.- Since we adjourned I find that a new regulation with respect to telephone charges has been promulgated. Will the Prime Minister, before the proposed adjournments- afford the House an opportunity to discuss the regulation, seeing that it is of such moment, not only to one State, but to the whole of the Commonwealth?

Mr Joseph Cook:

– It ought never to have been made.


– That is my opinion, but, at any rate, I ask the Prime Minister to give us an opportunity to debate the regulation.

General- West Sydney · Prime Minister and Attorney · ALP

. -r-tn reference to the matter referred to by the honorable member for Maranoa, I can only say that it is the intention of the Government to ask the House, so far as concerns the business it is intended to bring forward, to adjourn on Friday week. It therefore follows that whatever is to be done must be done in that time. Honorable members will be able to ventilate the matter on Supply, and I do not think that any further opportunity is required, so far as that is concerned. The question of German trade names raised by several honorable members is not quite so simple as it might appear. There are some names that offer no difficulty, because they are only trade marks on sufferance, and, as a matter of fact, any parson can use them with impunity. All are, however, not of this kind. I granted a licence to two Australian chemists to manufacture and sell aspirin after it had been demonstrated that their product was the purest on the market, and fulfilled absolutely the requirements of the British pharmacopoeia. I think that if aspirin were sold under any other name’, it would be a long time indeed before the people would accept the drug under the new designation. Whether that be so or not, that is the opinion of medical mon. Such a disability does not apply to goods in general, but to a large extent it applies to drugs. A test case is now being heard by the Commissioner of Patents in regard ‘ to sanatogen, and I shall be . largely guided by the decision in that case as to the formulation of a general rule to apply all round. Broadly speaking, however, the Government’s policy is by every means to substitute Australian or British goods and names for German goods and names. I might mention that by an order recently promulgated it will be possible to prohibit the importation of certain classes of goods, which, under the law as it stood, we were compelled to admit. With the power we have now, I think we can deal with enemy trade sufficiently, providing we have the co-operation of the people of the country; but I do complain, and wilt good reasons, of a tendency on the part of some people to still purchase, and to insist on facilities being given to purchase, enemy goods.

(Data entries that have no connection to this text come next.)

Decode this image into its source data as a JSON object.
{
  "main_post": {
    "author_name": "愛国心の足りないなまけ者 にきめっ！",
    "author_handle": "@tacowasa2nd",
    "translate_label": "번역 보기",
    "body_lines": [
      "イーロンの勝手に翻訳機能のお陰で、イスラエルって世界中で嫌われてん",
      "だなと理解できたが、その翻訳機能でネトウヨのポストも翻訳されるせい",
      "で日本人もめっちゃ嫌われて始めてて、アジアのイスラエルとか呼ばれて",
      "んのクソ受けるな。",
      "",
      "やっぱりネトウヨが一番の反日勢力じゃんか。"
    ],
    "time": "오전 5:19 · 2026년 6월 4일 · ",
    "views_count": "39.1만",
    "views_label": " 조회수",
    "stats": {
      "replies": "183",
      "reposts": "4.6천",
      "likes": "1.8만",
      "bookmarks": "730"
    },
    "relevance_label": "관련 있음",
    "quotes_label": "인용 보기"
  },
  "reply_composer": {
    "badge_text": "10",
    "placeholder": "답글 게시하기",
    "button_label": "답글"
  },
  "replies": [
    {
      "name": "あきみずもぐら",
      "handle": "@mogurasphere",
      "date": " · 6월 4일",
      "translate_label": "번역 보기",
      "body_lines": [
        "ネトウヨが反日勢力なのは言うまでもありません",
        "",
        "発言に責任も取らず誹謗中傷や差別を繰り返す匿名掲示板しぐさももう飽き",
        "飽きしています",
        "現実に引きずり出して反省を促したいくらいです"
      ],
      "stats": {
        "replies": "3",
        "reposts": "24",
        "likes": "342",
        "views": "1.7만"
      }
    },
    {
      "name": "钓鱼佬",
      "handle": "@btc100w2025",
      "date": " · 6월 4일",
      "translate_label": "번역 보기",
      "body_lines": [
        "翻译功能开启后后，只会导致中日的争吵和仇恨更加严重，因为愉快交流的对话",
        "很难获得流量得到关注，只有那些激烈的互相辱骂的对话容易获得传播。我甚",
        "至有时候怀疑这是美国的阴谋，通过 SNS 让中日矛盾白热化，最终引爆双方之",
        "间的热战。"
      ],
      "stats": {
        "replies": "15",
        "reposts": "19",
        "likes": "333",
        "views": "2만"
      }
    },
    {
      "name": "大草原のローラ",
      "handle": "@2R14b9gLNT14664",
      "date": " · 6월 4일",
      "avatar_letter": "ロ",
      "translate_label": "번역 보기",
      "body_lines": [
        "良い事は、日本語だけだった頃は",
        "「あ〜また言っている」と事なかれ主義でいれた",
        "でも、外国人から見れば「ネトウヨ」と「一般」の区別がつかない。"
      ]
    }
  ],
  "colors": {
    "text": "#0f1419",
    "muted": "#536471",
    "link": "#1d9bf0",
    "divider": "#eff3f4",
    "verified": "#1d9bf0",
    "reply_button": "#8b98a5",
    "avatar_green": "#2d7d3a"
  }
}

Question resolved in the affirmative.

House adjourned at 8.26 p.m.

Cite as: Australia, House of Representatives, Debates, 27 October 1915, viewed 22 October 2017, <>.